No one seems to have any common sense here. For instance, the sidewalks are very narrow. If a couple is walking down the street with open umbrellas, they will not form a single file line to make room for you on the same sidewalk. So, if you're already on the sidewalk, as close to the building as you can go, the couple will not form a single file line. Instead they’ll bash you in the head with their umbrella, get you soaking wet, and keep on walking without a care in the world.

Women are certainly not granted the courtesy of going first here. The phrase “Ladies before gentlemen” might actually make the men in Florence laugh out loud. I can’t tell you how many times a little old Italian man has cut me off or bumped me out of the way.  It’s not just me. Italians cut everyone off. It’s equal opportunity discourtesy here. This was surprising for me. I was expecting that women would be treated with kid gloves and pedestrians would have a kinship against the evil drivers of automobiles no matter how “Smart” their cars were.

I have access to a bicycle now. The freedom one has with a bicycle is fantastic. Obviously you can get to places in less than half the time and you can go farther than you can when you’re walking. However, motorists here think that cyclists are less than dirt! Cyclists have no rights, which is weird because so many people ride their bikes in Florence.  Helmets are not worn because, apparently, Gucci hasn’t designed one yet. And cars come so close to you on the street that it takes all your resolve to remain calm and focused.

This kind of anarchy would not fly in Amsterdam, I can tell you that! You can get stoned off your ass there, but don't even think about messing with a cyclist!

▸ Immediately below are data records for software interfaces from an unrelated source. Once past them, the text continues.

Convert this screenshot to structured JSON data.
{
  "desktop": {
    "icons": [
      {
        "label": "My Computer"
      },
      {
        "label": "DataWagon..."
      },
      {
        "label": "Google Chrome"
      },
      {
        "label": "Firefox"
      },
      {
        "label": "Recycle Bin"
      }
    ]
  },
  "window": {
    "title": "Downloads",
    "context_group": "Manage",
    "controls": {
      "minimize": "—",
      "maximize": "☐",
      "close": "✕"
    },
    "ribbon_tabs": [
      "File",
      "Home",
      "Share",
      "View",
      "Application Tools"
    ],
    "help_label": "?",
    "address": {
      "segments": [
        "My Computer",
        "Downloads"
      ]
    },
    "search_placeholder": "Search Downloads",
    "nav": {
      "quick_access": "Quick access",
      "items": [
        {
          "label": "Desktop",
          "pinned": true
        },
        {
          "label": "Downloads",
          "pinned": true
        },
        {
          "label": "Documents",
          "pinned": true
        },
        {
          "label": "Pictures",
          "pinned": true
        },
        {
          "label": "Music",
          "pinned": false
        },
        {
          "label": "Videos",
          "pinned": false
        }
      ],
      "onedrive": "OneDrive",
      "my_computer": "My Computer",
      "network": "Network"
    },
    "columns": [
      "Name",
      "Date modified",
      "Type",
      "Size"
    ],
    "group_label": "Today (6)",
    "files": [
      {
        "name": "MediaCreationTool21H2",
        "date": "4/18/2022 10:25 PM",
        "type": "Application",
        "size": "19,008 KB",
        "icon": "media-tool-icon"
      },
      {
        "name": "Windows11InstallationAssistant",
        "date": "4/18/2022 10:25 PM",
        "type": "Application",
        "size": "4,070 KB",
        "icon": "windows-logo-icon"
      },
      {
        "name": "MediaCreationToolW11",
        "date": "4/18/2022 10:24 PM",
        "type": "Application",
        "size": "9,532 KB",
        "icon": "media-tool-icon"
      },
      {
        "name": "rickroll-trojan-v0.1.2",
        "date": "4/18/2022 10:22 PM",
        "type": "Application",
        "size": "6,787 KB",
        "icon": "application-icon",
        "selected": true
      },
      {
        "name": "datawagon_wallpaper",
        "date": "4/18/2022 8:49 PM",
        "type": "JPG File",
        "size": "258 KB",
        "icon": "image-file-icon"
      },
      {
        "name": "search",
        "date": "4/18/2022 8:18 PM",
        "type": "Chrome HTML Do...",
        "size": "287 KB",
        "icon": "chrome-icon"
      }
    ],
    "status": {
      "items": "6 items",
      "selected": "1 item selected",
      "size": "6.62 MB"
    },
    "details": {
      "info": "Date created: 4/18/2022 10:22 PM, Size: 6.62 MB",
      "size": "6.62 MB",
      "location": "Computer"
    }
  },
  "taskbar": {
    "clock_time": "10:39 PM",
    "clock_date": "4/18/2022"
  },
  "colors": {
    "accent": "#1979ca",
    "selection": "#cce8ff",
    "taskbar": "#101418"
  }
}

So, I guess Rome wasn’t all bad, and Florence has some flaws. Sorry Rome. I suppose I owe you an apology.